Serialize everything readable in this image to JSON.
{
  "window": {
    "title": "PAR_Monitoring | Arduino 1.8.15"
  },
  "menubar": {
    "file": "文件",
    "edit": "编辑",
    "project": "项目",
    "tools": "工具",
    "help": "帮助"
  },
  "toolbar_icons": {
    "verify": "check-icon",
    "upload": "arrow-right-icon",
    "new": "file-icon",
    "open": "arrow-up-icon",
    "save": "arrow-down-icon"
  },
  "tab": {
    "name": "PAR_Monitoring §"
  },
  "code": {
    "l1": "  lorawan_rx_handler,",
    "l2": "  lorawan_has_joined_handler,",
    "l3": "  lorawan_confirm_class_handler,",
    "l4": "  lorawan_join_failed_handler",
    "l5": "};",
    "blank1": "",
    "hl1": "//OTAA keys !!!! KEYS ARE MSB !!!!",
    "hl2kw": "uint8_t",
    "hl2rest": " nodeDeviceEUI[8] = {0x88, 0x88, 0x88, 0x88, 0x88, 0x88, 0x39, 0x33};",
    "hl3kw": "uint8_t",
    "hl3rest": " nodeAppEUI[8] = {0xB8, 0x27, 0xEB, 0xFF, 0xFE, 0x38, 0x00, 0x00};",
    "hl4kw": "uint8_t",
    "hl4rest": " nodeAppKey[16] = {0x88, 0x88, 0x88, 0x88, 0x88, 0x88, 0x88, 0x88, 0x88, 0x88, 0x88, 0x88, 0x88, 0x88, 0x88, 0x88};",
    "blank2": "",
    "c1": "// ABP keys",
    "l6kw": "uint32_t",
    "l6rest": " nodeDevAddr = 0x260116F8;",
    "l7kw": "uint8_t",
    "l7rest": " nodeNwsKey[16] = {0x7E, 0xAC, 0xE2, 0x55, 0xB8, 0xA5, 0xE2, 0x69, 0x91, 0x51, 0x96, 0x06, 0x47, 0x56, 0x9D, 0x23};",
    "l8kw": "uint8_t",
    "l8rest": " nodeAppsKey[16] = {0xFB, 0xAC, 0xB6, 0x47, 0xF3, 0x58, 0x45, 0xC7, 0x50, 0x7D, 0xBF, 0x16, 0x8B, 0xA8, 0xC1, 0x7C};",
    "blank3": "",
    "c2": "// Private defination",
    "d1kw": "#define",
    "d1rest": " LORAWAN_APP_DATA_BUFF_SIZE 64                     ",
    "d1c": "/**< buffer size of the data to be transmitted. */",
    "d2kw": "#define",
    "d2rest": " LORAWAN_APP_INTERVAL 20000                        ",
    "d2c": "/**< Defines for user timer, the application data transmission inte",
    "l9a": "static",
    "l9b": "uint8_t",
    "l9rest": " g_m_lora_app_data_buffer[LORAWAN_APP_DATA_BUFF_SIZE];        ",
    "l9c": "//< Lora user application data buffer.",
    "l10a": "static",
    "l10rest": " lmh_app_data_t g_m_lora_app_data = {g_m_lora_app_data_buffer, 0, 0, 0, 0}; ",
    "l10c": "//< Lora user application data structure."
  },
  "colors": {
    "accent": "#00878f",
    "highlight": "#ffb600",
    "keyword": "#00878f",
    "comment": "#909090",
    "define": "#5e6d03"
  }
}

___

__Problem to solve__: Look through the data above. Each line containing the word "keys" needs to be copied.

__Worked solution__:
    "hl1": "//OTAA keys !!!! KEYS ARE MSB !!!!",
    "c1": "// ABP keys",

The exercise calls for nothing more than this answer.